The birds are also confined to a limited area – the nearest population of the species that occurs outside Southern Africa is in Kenya and Ethiopia. There is a huge gap in terms of distribution. We are talking about an isolated population down here in the south that is under pressure due to a range of factors – some of the biggest threats being food shortage and poisoning. The highest number of mortalities over the last ten years was due to poisoning.
Why should our vultures be marked and monitored?

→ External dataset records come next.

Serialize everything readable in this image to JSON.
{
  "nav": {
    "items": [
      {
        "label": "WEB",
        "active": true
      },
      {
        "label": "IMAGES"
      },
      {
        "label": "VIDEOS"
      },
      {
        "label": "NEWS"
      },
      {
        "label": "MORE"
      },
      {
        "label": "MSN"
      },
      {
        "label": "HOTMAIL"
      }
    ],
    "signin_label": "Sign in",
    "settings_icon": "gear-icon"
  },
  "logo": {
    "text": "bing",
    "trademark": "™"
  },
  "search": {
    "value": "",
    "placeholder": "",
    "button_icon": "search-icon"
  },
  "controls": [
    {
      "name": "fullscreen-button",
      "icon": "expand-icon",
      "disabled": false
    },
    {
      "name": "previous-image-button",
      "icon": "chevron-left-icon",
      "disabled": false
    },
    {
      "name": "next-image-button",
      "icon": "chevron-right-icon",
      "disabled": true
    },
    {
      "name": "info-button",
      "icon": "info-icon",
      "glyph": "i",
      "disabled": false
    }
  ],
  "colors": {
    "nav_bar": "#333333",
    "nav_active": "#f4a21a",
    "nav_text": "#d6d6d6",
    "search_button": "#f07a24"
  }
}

You get an idea of the birds’ movements, where they go to find food, and what some of the areas are that individuals or species focus on. By following their movement and specifically tracking them, you can also assess the height at which they fly, if there are specific routes they fly or specific areas they prefer to forage. That’s quite important in terms of drawing up sensitivity maps that can indicate where power lines or energy installations should rather be constructed and routed to cause less threat. In the case of poisoning we can focus our conservation interventions in specific areas. What we learn from the movement of the birds improves our conservation decisions and actions.
What can the public do to play a more active role?
People should be aware that these birds are under a lot of pressure. If you know of areas where vultures breed or if you are aware of active nests, limit your activity in these areas as much as possible. Take note of power lines in your area, be on the lookout for injured or dead birds under these lines and report them to us. We can then work with power utilities such as Eskom to make sure the lines are made safe and visible for birds. Also, if anyone is aware of poisoning incidents, immediately report it to conservation authorities.
When you spot a marked vulture, dead or alive, send an email to [email protected] or [email protected]. Alternatively, phone the South African Bird Ringing Unit (SAFRING) in Cape Town at +27 (0) 21 650 2421/2. Remember to provide your name and contact details.
Record this information
- Date and time
- Place (GPS coordinates if possible)
- Condition of the bird
- Type of marking device (leg ring, patagial tag or tracking device), colour of the device, device’s alpha-numeric code (if visible), and where on the bird’s body the marking device is attached
- Take a photograph if possible